— Work instructions —
When a line in the entries contains the word "screenshot", copy that line in full.

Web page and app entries
╔══
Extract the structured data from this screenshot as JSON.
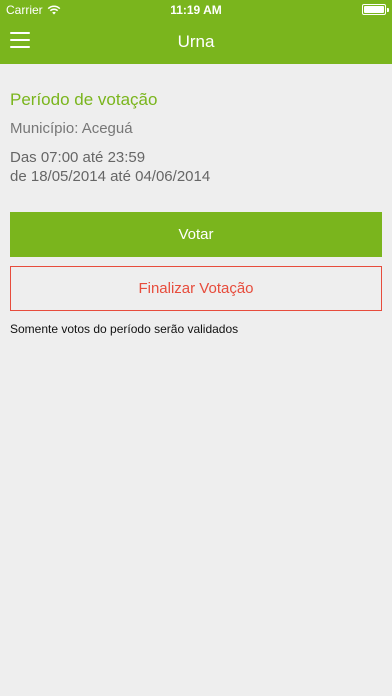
{
  "status_bar": {
    "carrier": "Carrier",
    "time": "11:19 AM",
    "wifi_icon": "wifi-icon",
    "battery_icon": "battery-icon"
  },
  "nav": {
    "title": "Urna",
    "menu_icon": "hamburger-menu-icon"
  },
  "main": {
    "section_title": "Período de votação",
    "municipio": "Município: Aceguá",
    "periodo_hours": "Das 07:00 até 23:59",
    "periodo_dates": "de 18/05/2014 até 04/06/2014",
    "vote_label": "Votar",
    "finish_label": "Finalizar Votação",
    "note": "Somente votos do período serão validados"
  },
  "colors": {
    "brand_green": "#7ab51d",
    "danger_red": "#e74c3c",
    "background": "#eeeeee"
  }
}
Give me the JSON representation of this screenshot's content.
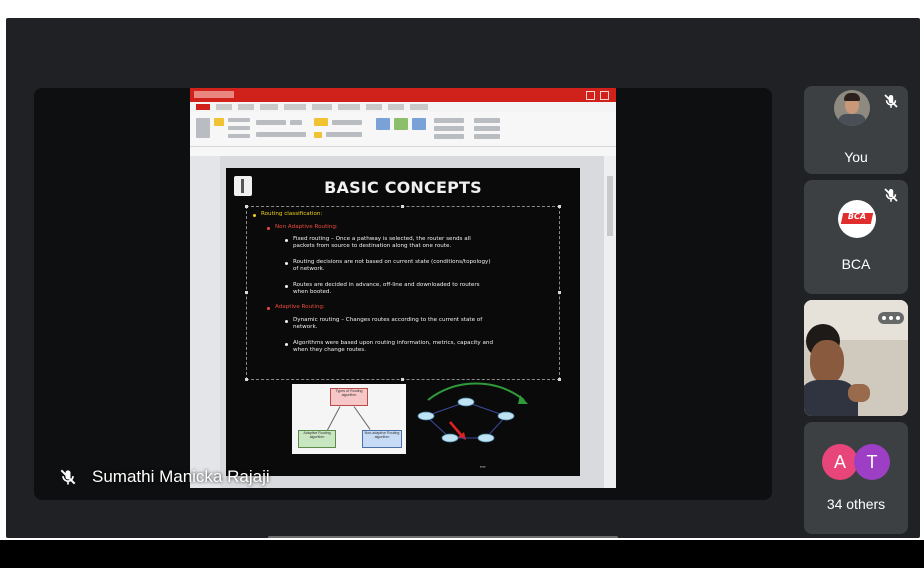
{
  "presenter": {
    "name": "Sumathi Manicka Rajaji"
  },
  "slide": {
    "title": "BASIC CONCEPTS",
    "heading": "Routing classification:",
    "non_adaptive": {
      "label": "Non Adaptive Routing:",
      "points": [
        {
          "lines": [
            "Fixed routing – Once a pathway is selected, the router sends all",
            "packets from source to destination along that one route."
          ]
        },
        {
          "lines": [
            "Routing decisions are not based on current state (conditions/topology)",
            "of network."
          ]
        },
        {
          "lines": [
            "Routes are decided in advance, off-line and downloaded to routers",
            "when booted."
          ]
        }
      ]
    },
    "adaptive": {
      "label": "Adaptive Routing:",
      "points": [
        {
          "lines": [
            "Dynamic routing – Changes routes according to the current state of",
            "network."
          ]
        },
        {
          "lines": [
            "Algorithms were based upon routing information, metrics, capacity and",
            "when they change routes."
          ]
        }
      ]
    },
    "diagram": {
      "top": "Types of Routing algorithm",
      "left": "Adaptive Routing algorithm",
      "right": "Non-adaptive Routing algorithm"
    }
  },
  "participants": {
    "you_label": "You",
    "bca_label": "BCA",
    "bca_logo_text": "BCA",
    "others_count_label": "34 others",
    "others_avatars": [
      {
        "letter": "A",
        "color": "#e8457a"
      },
      {
        "letter": "T",
        "color": "#9c3fc5"
      }
    ]
  },
  "colors": {
    "meet_background": "#202124",
    "tile_background": "#3c4043",
    "ppt_red": "#d0221a",
    "slide_yellow": "#f2d21b",
    "slide_red": "#ef4b3c",
    "slide_blue": "#5c6fe0"
  },
  "icons": {
    "mic_off": "mic-off-icon",
    "more_options": "more-options-icon"
  }
}
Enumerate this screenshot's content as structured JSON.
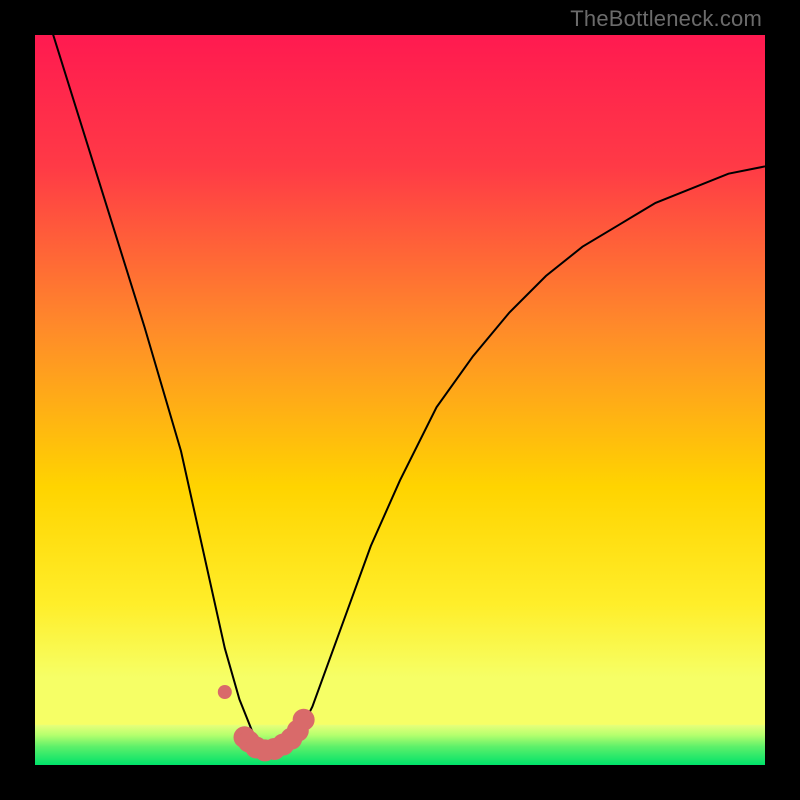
{
  "watermark": "TheBottleneck.com",
  "chart_data": {
    "type": "line",
    "title": "",
    "xlabel": "",
    "ylabel": "",
    "xlim": [
      0,
      100
    ],
    "ylim": [
      0,
      100
    ],
    "grid": false,
    "legend": false,
    "background_gradient": {
      "top_color": "#ff1a50",
      "mid_color": "#ffd400",
      "bottom_color": "#00e26a"
    },
    "green_band_top_fraction": 0.945,
    "annotations": [],
    "series": [
      {
        "name": "bottleneck-curve",
        "x": [
          0,
          5,
          10,
          15,
          20,
          24,
          26,
          28,
          30,
          32,
          34,
          36,
          38,
          42,
          46,
          50,
          55,
          60,
          65,
          70,
          75,
          80,
          85,
          90,
          95,
          100
        ],
        "y": [
          108,
          92,
          76,
          60,
          43,
          25,
          16,
          9,
          4,
          2,
          2,
          4,
          8,
          19,
          30,
          39,
          49,
          56,
          62,
          67,
          71,
          74,
          77,
          79,
          81,
          82
        ]
      },
      {
        "name": "marker-dots",
        "type": "scatter",
        "color": "#d96a6a",
        "x": [
          26.0,
          28.7,
          29.3,
          30.3,
          31.5,
          32.8,
          34.0,
          35.1,
          36.0,
          36.8
        ],
        "y": [
          10.0,
          3.8,
          3.2,
          2.4,
          2.0,
          2.2,
          2.8,
          3.6,
          4.7,
          6.2
        ],
        "r": [
          7,
          11,
          11,
          11,
          11,
          11,
          11,
          11,
          11,
          11
        ]
      }
    ]
  }
}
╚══
— Response to the task —
Extract the structured data from this screenshot as JSON.
Give me the JSON representation of this screenshot's content.
Enumerate this screenshot's content as structured JSON.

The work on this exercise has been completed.